“This as an important social issue, one that relates to information access, searching, and control (as well as privacy) and it seems to me that these are particularly appropriate issues for a library to bring to people’s attention,” Kozak also said. “Those have always been the work and concern of libraries, but now organizing and making useful the information in the world is something that online mega-companies do, for profit, and that can compromise the information product you get.”
“People need to be aware of that. This book is a basic primer for the non-specialist, a lucid overview from a talented teacher and speaker.”
As the John C. Hower Professor of Technology and Digital Business and Professor of Marketing at The Wharton School of the University of Pennsylvania, Hosanagar’s research focuses on the digital economy and the impact of analytics and algorithms on consumers and society, internet media and marketing and e-commerce.
Hosanagar has some predictions on what people will see next for technology, Artificial Intelligence and algorithms.
“In the next five years, we will see lots of driver-less cars on the road. We will have AI assistants running our lives for us. And we will have AI companions and chatbots that we will be interacting with,” he said.
“But the biggest development in the next ten years that I am hoping this book will also help contribute towards is the creation of algorithms that are fair, ethical and transparent. That may well be the most important advance in AI in the next ten years.”
For more information on the author and his book, visit his website here.
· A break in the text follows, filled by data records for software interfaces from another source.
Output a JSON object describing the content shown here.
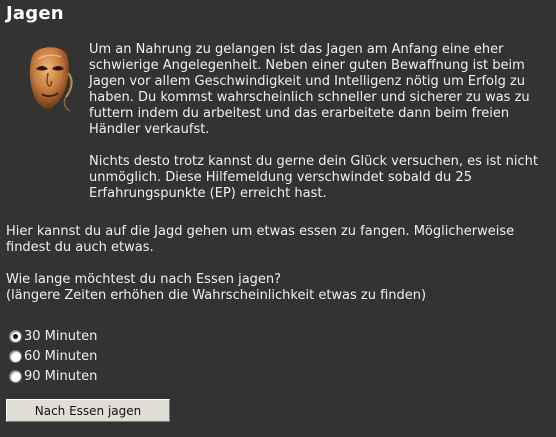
{
  "page": {
    "title": "Jagen"
  },
  "help": {
    "icon": "mask-icon",
    "paragraphs": [
      "Um an Nahrung zu gelangen ist das Jagen am Anfang eine eher schwierige Angelegenheit. Neben einer guten Bewaffnung ist beim Jagen vor allem Geschwindigkeit und Intelligenz nötig um Erfolg zu haben. Du kommst wahrscheinlich schneller und sicherer zu was zu futtern indem du arbeitest und das erarbeitete dann beim freien Händler verkaufst.",
      "Nichts desto trotz kannst du gerne dein Glück versuchen, es ist nicht unmöglich. Diese Hilfemeldung verschwindet sobald du 25 Erfahrungspunkte (EP) erreicht hast."
    ]
  },
  "intro": "Hier kannst du auf die Jagd gehen um etwas essen zu fangen. Möglicherweise findest du auch etwas.",
  "question": {
    "line1": "Wie lange möchtest du nach Essen jagen?",
    "line2": "(längere Zeiten erhöhen die Wahrscheinlichkeit etwas zu finden)"
  },
  "options": [
    {
      "label": "30 Minuten",
      "selected": true
    },
    {
      "label": "60 Minuten",
      "selected": false
    },
    {
      "label": "90 Minuten",
      "selected": false
    }
  ],
  "submit_label": "Nach Essen jagen",
  "colors": {
    "background": "#333333",
    "text": "#f0f0f0",
    "button": "#e0ddd6"
  }
}
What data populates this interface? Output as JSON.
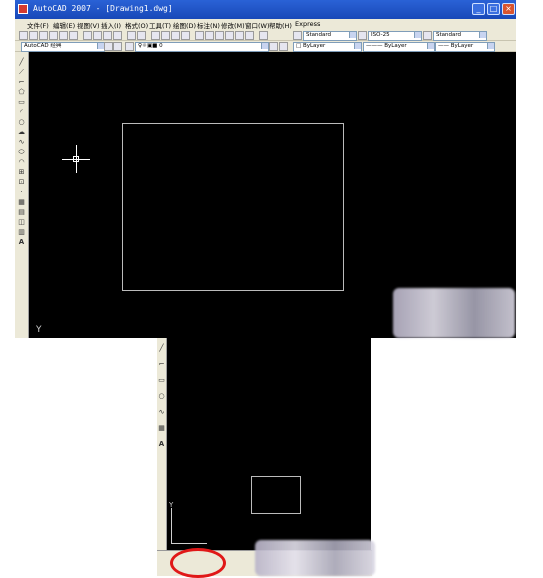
{
  "window": {
    "title": "AutoCAD 2007 - [Drawing1.dwg]",
    "controls": [
      "_",
      "□",
      "×"
    ]
  },
  "menu": {
    "items": [
      "文件(F)",
      "编辑(E)",
      "视图(V)",
      "插入(I)",
      "格式(O)",
      "工具(T)",
      "绘图(D)",
      "标注(N)",
      "修改(M)",
      "窗口(W)",
      "帮助(H)",
      "Express"
    ]
  },
  "toolbar_styles": {
    "text_style": "Standard",
    "dim_style": "ISO-25",
    "table_style": "Standard"
  },
  "toolbar_layers": {
    "workspace": "AutoCAD 经典",
    "layer": "0",
    "color": "ByLayer",
    "linetype": "ByLayer",
    "lineweight": "ByLayer"
  },
  "canvas": {
    "axis_label": "Y",
    "second_axis_label": "Y"
  },
  "colors": {
    "title_bar": "#1848b8",
    "canvas": "#000000",
    "chrome": "#ece9d8",
    "highlight_ring": "#e01818"
  },
  "icons": [
    "line-icon",
    "polyline-icon",
    "polygon-icon",
    "rectangle-icon",
    "arc-icon",
    "circle-icon",
    "spline-icon",
    "ellipse-icon",
    "hatch-icon",
    "text-icon"
  ]
}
Hosanagar presents A Human’s Guide To Machine Intelligence at 7:00 p.m. on Wednesday, April 3. The Buena Vista branch of the Burbank Public Library is located at 300 N. Buena Vista Street in Burbank. The event is free to the public and there is plenty of free parking available on site.